» **Task goal**
Below are the entries; state how many of their lines contain the string "JSON", and nothing more.

☆ ☆ ☆ ☆ ☆ ☆ ☆

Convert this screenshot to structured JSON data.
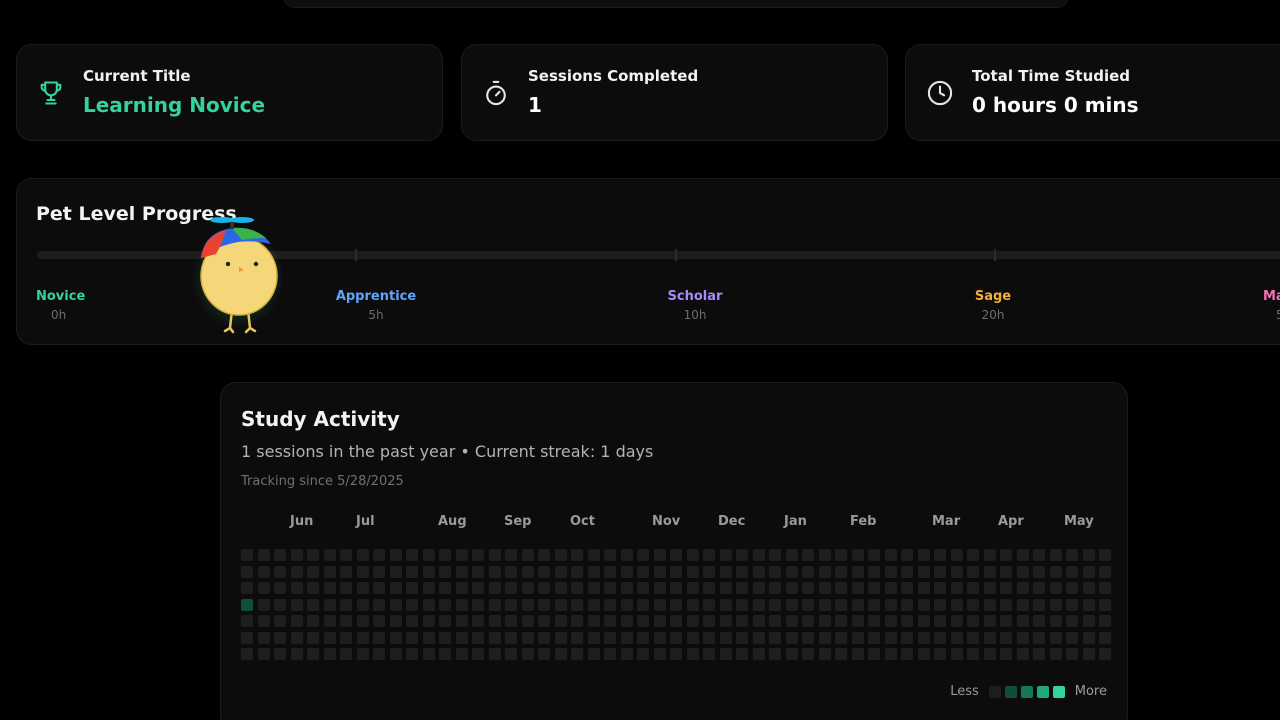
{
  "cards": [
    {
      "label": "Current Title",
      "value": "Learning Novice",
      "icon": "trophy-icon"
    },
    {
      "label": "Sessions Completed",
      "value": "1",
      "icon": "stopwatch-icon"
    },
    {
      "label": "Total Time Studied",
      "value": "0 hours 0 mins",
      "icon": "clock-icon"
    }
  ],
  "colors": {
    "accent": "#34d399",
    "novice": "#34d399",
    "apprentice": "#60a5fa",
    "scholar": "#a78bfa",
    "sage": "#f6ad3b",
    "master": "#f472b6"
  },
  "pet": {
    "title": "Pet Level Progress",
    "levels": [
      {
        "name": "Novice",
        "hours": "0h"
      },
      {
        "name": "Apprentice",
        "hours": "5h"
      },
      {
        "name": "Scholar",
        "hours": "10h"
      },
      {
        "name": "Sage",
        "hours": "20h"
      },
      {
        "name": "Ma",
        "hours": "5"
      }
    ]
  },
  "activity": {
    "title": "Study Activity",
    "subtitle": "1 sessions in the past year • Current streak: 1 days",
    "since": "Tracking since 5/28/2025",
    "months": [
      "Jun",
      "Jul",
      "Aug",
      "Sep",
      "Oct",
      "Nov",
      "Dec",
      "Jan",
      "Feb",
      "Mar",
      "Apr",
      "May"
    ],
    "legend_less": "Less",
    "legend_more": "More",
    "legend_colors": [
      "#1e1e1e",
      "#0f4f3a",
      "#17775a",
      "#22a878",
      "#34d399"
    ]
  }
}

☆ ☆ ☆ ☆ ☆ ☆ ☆

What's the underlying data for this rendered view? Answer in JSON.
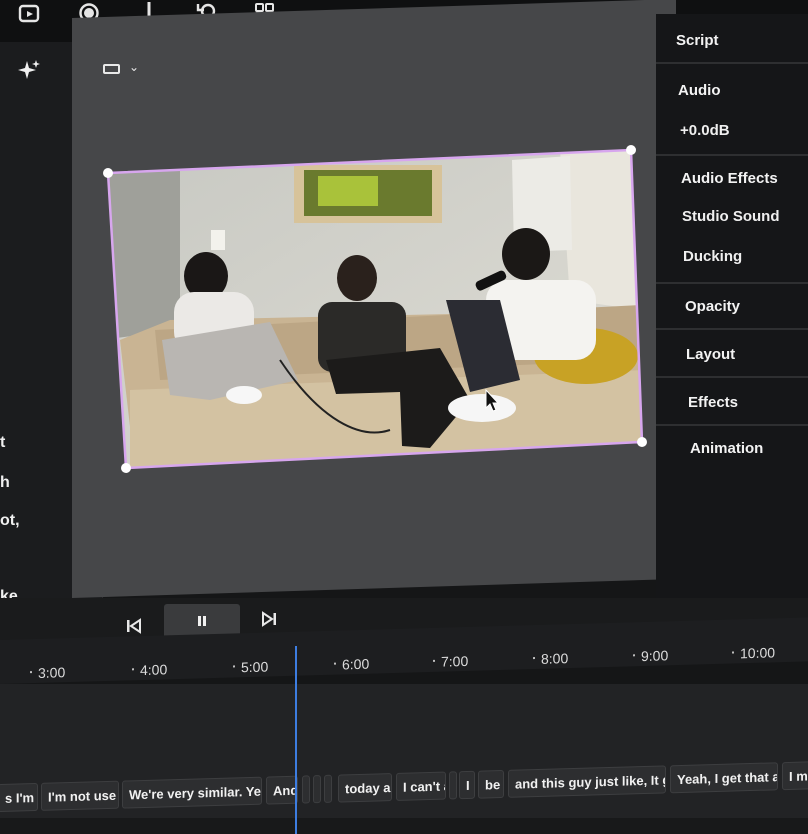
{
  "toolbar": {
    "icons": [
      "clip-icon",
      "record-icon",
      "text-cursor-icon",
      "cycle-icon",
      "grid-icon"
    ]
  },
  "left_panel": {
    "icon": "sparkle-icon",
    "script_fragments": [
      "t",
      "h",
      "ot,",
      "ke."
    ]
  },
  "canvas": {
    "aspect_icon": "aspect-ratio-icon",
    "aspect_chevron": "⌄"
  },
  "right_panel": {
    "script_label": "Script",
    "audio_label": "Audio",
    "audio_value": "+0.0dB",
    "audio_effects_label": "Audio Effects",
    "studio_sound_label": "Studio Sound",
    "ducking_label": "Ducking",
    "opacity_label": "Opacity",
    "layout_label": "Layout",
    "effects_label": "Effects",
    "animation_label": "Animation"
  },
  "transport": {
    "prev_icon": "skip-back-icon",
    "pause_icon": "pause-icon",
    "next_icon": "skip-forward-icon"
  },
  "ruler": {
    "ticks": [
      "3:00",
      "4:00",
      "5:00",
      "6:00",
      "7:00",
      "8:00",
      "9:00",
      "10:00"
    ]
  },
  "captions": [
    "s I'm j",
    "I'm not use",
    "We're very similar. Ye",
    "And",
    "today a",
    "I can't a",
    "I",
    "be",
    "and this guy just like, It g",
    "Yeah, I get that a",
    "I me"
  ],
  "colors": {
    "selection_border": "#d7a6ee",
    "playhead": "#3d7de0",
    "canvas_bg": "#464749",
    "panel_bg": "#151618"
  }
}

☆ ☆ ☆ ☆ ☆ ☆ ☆

» **Solution**
2